Tomodachi Autumun 2015


The JET Programme:
A Great Way to Experience Japan

Bringing Japan and Trinidad Closer Together

Tsai-Ann Quan Kep

Born in Trinidad and Tobago. Arrived in Japan as a JET participant in 2012. Currently teaching at Kaho Higashi High School.
During class Kep encourages students to communicate naturally in English. She actively interacts widthstudents, using facial expressions and gestures to help them relax and speak in English.

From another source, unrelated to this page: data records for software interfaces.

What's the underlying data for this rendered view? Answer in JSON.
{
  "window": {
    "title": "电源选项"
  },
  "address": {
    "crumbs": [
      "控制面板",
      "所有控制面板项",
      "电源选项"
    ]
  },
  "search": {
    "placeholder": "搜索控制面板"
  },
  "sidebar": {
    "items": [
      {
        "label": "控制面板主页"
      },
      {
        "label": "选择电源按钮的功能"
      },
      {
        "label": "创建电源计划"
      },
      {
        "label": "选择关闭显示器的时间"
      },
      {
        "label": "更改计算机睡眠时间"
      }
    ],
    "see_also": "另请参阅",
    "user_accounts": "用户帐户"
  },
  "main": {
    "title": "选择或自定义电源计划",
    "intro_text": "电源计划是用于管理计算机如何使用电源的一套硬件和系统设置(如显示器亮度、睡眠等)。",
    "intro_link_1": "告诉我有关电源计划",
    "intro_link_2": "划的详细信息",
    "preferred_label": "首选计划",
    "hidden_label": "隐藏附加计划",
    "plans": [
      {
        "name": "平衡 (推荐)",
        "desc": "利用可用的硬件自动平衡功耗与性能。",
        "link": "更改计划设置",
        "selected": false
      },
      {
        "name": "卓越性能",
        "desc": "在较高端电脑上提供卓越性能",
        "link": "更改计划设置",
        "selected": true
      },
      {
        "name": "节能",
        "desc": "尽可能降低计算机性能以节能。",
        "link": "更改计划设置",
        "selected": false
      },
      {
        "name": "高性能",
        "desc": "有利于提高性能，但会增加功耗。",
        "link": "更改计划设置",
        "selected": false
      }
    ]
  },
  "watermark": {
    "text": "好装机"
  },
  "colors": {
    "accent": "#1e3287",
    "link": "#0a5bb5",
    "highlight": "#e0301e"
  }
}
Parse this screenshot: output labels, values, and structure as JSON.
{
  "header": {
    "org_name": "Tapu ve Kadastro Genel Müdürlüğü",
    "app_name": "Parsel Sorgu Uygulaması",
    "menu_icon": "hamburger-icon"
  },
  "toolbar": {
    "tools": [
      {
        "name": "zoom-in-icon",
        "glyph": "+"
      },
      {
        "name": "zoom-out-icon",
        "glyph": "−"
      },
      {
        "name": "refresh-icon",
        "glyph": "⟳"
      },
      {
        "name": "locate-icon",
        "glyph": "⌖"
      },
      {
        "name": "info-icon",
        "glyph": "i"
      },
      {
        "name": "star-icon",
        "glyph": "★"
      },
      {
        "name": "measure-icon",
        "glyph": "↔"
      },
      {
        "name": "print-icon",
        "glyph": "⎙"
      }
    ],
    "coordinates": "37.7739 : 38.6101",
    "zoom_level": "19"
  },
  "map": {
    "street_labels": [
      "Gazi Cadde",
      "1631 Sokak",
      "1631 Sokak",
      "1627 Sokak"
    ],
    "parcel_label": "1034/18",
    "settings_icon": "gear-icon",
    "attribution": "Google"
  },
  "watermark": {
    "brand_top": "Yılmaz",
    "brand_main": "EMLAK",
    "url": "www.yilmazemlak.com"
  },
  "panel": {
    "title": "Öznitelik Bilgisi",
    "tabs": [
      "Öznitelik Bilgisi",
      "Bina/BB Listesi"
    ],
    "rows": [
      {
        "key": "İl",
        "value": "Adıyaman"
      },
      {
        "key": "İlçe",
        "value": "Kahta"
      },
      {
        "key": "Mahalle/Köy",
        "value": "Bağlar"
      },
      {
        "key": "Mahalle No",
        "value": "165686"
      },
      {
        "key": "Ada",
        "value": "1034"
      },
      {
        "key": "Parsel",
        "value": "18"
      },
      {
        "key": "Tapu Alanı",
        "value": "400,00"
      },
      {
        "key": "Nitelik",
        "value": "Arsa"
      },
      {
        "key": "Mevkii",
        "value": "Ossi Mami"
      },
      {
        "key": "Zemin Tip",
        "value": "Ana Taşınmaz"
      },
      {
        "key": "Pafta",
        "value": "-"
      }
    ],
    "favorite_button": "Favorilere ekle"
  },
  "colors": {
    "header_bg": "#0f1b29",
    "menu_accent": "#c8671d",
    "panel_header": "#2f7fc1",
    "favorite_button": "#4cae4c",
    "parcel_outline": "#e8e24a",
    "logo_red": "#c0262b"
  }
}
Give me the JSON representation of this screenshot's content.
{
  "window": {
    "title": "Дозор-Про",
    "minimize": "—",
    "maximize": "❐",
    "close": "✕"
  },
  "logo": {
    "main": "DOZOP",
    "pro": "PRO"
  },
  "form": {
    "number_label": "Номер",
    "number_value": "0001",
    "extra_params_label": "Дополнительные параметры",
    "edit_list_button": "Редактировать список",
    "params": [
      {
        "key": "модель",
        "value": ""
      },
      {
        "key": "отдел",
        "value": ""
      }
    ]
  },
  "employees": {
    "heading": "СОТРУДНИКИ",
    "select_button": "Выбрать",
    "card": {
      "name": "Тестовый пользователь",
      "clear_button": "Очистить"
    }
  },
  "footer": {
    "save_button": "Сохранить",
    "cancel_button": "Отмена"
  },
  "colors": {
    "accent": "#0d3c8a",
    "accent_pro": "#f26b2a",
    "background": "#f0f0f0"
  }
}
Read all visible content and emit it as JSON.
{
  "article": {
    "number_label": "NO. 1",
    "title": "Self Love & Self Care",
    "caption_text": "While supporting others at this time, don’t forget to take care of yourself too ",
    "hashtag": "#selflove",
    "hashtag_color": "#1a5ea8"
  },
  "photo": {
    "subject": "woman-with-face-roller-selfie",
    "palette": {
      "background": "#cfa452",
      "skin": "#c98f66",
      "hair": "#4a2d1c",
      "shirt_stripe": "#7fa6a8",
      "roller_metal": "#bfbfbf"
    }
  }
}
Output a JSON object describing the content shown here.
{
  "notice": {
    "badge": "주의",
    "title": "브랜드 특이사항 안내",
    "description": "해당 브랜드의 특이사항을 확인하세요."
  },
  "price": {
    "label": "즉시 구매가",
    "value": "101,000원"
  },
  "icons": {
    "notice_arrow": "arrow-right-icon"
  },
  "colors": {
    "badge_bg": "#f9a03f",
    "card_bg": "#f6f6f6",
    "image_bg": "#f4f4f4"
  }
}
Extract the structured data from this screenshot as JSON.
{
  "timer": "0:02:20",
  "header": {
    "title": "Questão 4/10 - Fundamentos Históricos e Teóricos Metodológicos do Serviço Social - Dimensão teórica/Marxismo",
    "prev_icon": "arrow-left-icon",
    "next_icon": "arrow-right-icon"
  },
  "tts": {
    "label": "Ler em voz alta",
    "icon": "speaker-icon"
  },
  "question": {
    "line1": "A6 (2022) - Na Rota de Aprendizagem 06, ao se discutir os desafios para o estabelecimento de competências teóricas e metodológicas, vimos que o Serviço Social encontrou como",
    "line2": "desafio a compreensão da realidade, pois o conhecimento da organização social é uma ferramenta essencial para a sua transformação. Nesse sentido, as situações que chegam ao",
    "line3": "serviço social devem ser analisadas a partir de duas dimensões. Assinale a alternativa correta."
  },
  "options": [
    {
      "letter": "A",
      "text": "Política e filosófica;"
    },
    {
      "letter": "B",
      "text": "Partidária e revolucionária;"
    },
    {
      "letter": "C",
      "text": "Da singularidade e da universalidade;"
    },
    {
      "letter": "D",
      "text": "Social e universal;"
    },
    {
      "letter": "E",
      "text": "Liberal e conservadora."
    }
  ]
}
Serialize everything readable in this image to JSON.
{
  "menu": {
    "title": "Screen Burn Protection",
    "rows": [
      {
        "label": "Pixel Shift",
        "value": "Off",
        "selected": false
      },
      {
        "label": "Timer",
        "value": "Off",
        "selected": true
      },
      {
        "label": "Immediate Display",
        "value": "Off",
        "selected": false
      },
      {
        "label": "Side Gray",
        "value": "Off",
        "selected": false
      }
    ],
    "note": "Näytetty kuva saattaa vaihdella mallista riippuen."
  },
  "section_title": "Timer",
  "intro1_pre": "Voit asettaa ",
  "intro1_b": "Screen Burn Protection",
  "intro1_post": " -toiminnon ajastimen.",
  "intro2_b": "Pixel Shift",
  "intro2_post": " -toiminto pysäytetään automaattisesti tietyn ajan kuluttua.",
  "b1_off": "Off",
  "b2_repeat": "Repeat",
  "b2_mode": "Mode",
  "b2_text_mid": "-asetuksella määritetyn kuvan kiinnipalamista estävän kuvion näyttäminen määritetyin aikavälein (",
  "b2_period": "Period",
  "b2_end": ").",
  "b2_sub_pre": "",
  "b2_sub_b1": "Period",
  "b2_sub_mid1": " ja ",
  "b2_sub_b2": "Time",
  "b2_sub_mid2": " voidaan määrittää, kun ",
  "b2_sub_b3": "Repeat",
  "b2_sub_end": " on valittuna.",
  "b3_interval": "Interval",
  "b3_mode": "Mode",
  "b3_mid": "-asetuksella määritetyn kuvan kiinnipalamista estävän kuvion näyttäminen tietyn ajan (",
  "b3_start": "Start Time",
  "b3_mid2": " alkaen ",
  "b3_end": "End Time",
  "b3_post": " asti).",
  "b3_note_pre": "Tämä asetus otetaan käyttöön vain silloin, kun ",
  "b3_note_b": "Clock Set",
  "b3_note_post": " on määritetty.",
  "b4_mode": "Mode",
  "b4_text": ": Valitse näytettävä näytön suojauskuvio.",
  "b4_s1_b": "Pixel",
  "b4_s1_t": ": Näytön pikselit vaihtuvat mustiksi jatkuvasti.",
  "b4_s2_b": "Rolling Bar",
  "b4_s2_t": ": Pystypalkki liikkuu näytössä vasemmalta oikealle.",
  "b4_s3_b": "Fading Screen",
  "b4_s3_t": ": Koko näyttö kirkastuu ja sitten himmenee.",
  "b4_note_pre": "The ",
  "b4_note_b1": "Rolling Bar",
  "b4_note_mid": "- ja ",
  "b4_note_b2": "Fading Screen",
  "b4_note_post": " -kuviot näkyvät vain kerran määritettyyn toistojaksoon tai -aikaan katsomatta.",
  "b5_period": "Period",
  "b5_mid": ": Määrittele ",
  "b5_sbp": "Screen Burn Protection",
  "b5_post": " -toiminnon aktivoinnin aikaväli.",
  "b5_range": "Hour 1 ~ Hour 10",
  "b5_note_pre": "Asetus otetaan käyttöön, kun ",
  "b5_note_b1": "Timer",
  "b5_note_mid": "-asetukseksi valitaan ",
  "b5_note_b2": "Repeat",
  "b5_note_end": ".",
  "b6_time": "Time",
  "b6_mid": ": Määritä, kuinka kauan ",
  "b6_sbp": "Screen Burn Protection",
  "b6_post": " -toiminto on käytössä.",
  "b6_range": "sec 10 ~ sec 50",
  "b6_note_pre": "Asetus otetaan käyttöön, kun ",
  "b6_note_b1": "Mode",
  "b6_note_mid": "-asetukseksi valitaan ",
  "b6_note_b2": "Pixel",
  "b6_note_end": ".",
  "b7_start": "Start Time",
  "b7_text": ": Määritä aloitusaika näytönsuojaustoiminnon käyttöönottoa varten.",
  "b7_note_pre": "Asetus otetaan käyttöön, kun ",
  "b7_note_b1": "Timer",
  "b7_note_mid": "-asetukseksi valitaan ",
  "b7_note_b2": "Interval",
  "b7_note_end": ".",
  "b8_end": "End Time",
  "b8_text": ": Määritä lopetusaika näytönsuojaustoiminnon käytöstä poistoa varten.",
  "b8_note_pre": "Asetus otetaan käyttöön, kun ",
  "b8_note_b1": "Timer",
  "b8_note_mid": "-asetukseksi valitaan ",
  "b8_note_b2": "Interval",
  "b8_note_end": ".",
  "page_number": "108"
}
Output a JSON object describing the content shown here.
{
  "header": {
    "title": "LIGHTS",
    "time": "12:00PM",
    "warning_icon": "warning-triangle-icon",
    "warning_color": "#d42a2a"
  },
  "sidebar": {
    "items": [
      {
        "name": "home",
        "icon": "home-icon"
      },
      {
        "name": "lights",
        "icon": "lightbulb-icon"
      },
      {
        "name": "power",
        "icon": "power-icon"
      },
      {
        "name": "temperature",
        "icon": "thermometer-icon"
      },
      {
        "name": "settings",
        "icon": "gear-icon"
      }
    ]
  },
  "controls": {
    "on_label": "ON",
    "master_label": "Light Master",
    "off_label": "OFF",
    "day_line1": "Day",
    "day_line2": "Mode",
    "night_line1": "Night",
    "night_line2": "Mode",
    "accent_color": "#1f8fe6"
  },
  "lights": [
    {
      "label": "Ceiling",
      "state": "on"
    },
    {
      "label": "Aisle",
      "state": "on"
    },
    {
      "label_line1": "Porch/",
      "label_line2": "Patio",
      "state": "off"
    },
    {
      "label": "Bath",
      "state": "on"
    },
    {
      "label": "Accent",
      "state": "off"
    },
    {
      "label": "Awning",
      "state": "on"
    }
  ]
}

 One of the greatest aspects of participating in the Japan Exchange and Teaching (JET) Programme is the opportunity to experience and learn about Japan while sharing with those around me the unique culture and history of my home country of Trinidad and Tobago.
 Japanese and Trinidadians have a limited understanding of each other’s countries and cultures, and it is my hope to bring the people of these two nations closer together. As an Assistant Language Teacher (ALT) in Iizuka, Fukuoka Prefecture, for the last three years I have enjoyed introducing students, colleagues, and members of the community to customs such as Diwali, a festival with roots in India, that reflect the tremendous cultural diversity of Trinidad.
Japanese friends have been equally generous in introducing me to the rich history and culture of Iizuka and surrounding areas.
 Although my first exposure to Japan came from anime and other pop culture, I joined JET to experience the country’s traditional side and act as a bridge for my own culture. My participation in a local taiko drumming group over the last two years has shown me that Japan and Trinidad, although culturally different, are wonderfully compatible. When I first joined the group, I was concerned my limited knowledge of Japan would lead to unintentional social missteps. But in fact, I have forged strong bonds of friendship with my fellow members, who have firmly embraced my Caribbean style of self-expression and have opened up to me in their own way. In addition, I have learned the importance of hard work and dedication through taiko, and I hope to continue improving so as to share the beauty of this traditional Japanese art form when I return home.
 I aspire to a career in teaching in Trinidad, and my participation in JET provides an invaluable opportunity to learn about the Japanese education system from my talented colleagues and the section leaders of the prefectural board of education. My experiences working as an ALT, visiting other schools, and participating in English camps have opened my eyes to many new aspects that can be applied in Trinidad.
 One of the most gratifying aspects of my job is interacting closely with students. Each year I assist in staging an English play for the annual school festival. While challenging, it is a fun experience for students that is immeasurably rewarding for the performers and audience alike. I have also been impressed at the way students here take responsibility for cleaning their own classrooms. I hope to introduce this practice in Trinidad, as it promotes respect for the educational environment and teaches manners and practical skills.
 Interest in Japan is on the rise in Trinidad, and I would like to use my JET experience to deepen connections between the two countries. I hope to eventually establish high school and university Japanese language courses to give students in Trinidad the chance to study and become proficient in the language. I would also like to foster personal connections by developing an exchange program that will allow Trinidadian and Japanese students to learn firsthand about each other’s unique cultures.
 After returning to Trinidad, I intend to remain active in the JET community by helping nurture the next generation of JET participants and organizing cultural events to deepen appreciation and understanding of Japan. My JET experience has taught me the importance of self-motivation, and I believe it will serve as an invaluable asset toward building stronger ties between Japan and Trinidad.

Kep talks with other teaching staff between lessons.

Kep poses for a photo with first years tudent's.

Kep play s taiko drums during a performance.

The JET Programme official website